While carrying a Jason Voorhees mask, Tommy Jarvis and his friend secretly made their way to the figure’s funeral. Tommy wants to make sure and burn his body, so he really dies. Immediately, lightning flashed shortly after Tommy stabbed Jason’s body with an iron pole, channeling supernatural energy and causing the monster to rise again.
Jason Voorhees returns, ignoring the final conclusion in the previous film. As for the heroic side of Tommy Jarvis’ character as a formidable opponent, that makes it difficult for Jason. Even though it’s easy to raise Jason from his grave, Friday the 13th, Part VI: Jason Lives, also easily gives a new and fresh injection. This is implemented through a number of elements of humor and action in the style of the 1980s, not forgetting that the theme song sung by Alice Cooper gives it its own color.
10. Friday the 13th: The Final Chapter (1984)
Jason Voorhees, who is still alive, immediately gets up and flees the hospital after the events of the previous film. He returns to Crystal Lake to terrorize a group of young people in a house next door to the Jarvis family’s residence. While originally aiming to end Jason Voorhees, this film is only the end of stage one.
The narrative is stronger and more complex than the previous two sequels. Even though the elements of a teenage drama in the style of a typical horror cliché, they still well directed. The atmosphere of this film is like returning to the first two films, and filmmaker Joseph Zito was able to present a more eerie and darker nuance.
The film also marks the first time young protagonist Tommy Jarvis takes action in the unforgettable final scene.

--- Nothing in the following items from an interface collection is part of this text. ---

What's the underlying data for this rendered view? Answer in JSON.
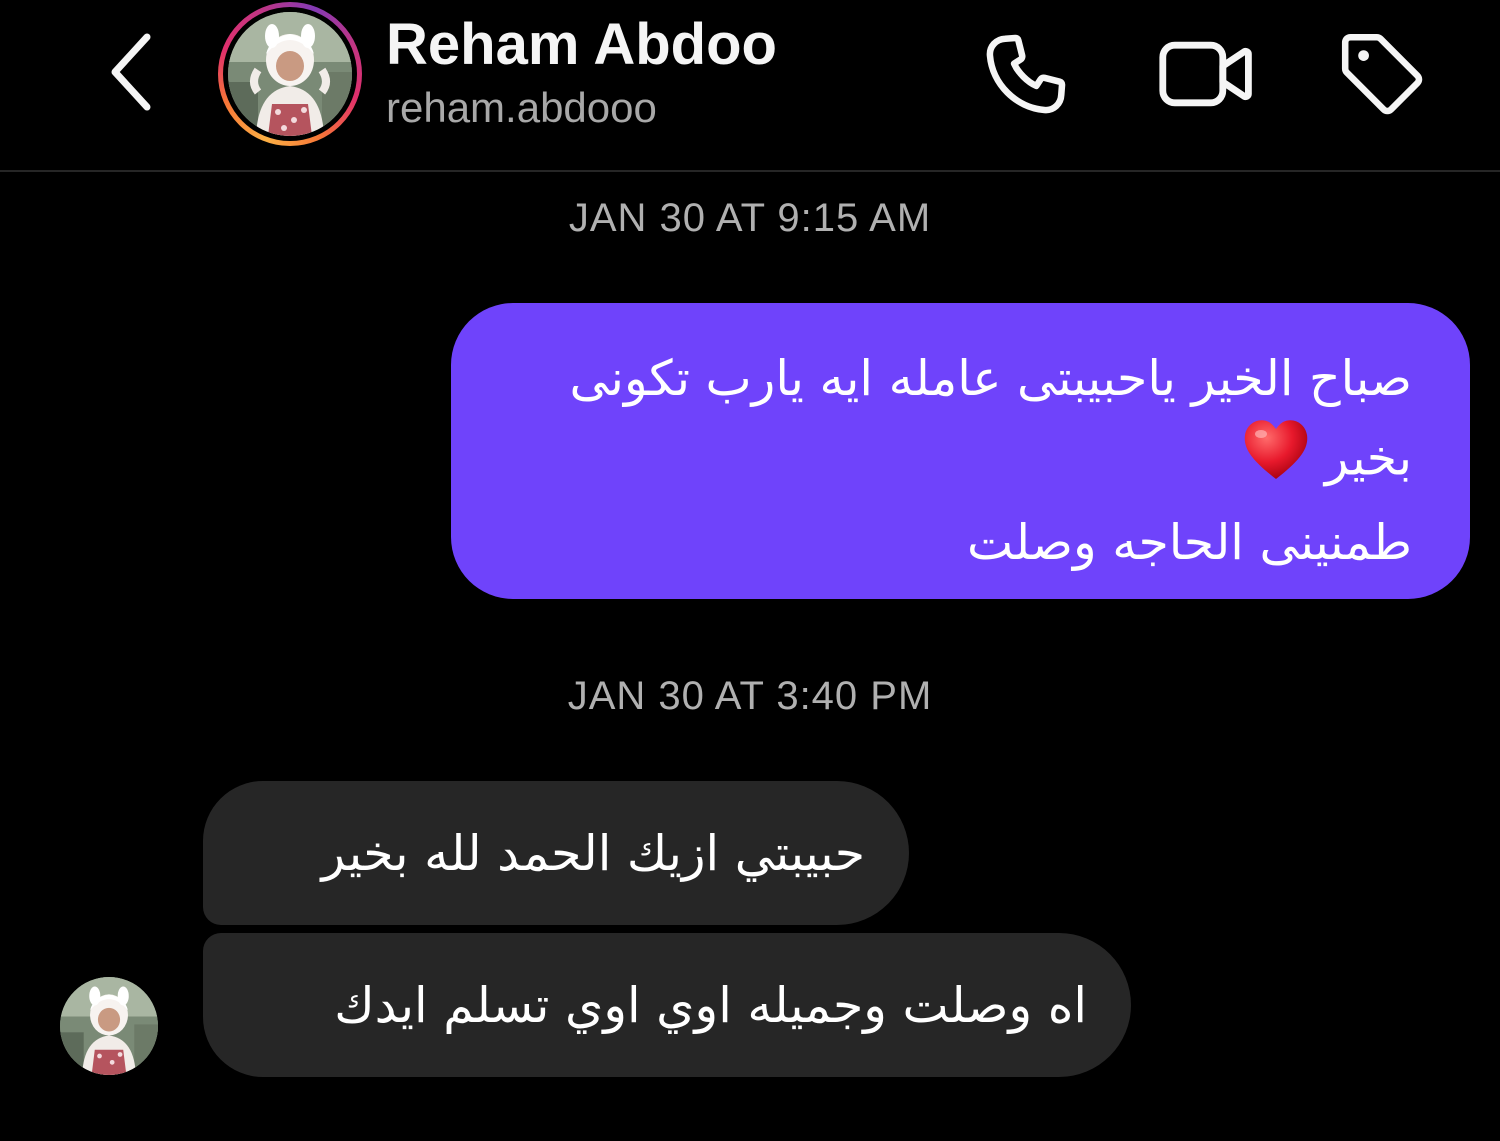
{
  "header": {
    "display_name": "Reham Abdoo",
    "username": "reham.abdooo",
    "icons": {
      "back": "chevron-left-icon",
      "call": "phone-icon",
      "video": "video-camera-icon",
      "tag": "tag-icon"
    }
  },
  "thread": {
    "timestamp_1": "JAN 30 AT 9:15 AM",
    "sent_message": {
      "line_1": "صباح الخير ياحبيبتى عامله ايه يارب تكونى",
      "line_2": "بخير",
      "line_2_emoji": "red-heart-emoji",
      "line_3": "طمنينى الحاجه وصلت"
    },
    "timestamp_2": "JAN 30 AT 3:40 PM",
    "received_messages": [
      {
        "text": "حبيبتي ازيك  الحمد لله بخير"
      },
      {
        "text": "اه وصلت وجميله اوي اوي تسلم ايدك"
      }
    ]
  },
  "colors": {
    "background": "#000000",
    "sent_bubble": "#6f43fb",
    "received_bubble": "#262626",
    "timestamp_text": "#b0b0b0",
    "username_text": "#a8a8a8"
  }
}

Friday the 13th: The Final Chapter deserves a sweet ending if only the story not continued.
11. Friday Movies in Order: Friday the 13th (1980)
A group of young people, namely Ned, Jack, Bill, Marcie, Brenda, and Alice, work as counselors. They preparing a resort for summer camp activities at Camp Crystal Lake, which owned by Steve. Apparently, they didn’t realize that a mysterious killer was stalking them. This reinforced by a warning from someone who was allegedly insane, named Ralph.
The original Friday the 13th popularized slasher horror with a summer camp theme, replete with a mysterious serial killer. The film’s story will revealed towards the end of the story; the plot is laid out quite solidly so that it closes leaks and gives clues about who the killer is.
Simple, suspenseful, and bloody, Friday the 13th is so effective in presenting a narrative that is identical to the natural environment that it seems haunted and gripping.
Like Donald Pleasance in Halloween (1978) and John Saxon in A Nightmare on Elm Street (1984), films again raised the prestige of veteran actress Betsy Palmer with her strong performance, always remembered as Pamela Voorhees.
A number of scenes of bloody murders that are quite sadistic and surprising are quite impressive, although not as creative as in the sequels. One of the best scenes is the murder of a figure played by Kevin Bacon, who was unknown at the time. For the special effects, Tom Savini is the right person to do them, as realistic as the 80s without the help of digital fakes.
The unique score brought by Harry Manfredini in the pronunciation of “ki ki ki ma ma ma ma” always rings in my ears every time there is an intense scene. *** Friday Movies in Order ***